**Problem statement**
Determine the number of lines in the data that include the word "consulado", and write only that number.

**Provided records**
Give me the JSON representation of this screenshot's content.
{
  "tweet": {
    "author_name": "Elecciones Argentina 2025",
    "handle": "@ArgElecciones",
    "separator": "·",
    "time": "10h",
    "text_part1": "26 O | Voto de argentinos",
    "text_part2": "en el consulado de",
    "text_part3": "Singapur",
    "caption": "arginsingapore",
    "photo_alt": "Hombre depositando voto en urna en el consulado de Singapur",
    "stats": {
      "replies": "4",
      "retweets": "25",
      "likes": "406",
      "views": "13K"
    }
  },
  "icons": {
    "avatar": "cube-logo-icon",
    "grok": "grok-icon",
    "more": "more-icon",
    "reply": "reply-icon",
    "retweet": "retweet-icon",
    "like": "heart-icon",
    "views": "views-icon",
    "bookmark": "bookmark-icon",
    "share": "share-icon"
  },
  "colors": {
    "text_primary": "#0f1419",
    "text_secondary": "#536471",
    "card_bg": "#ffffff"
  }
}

**Answer section**
2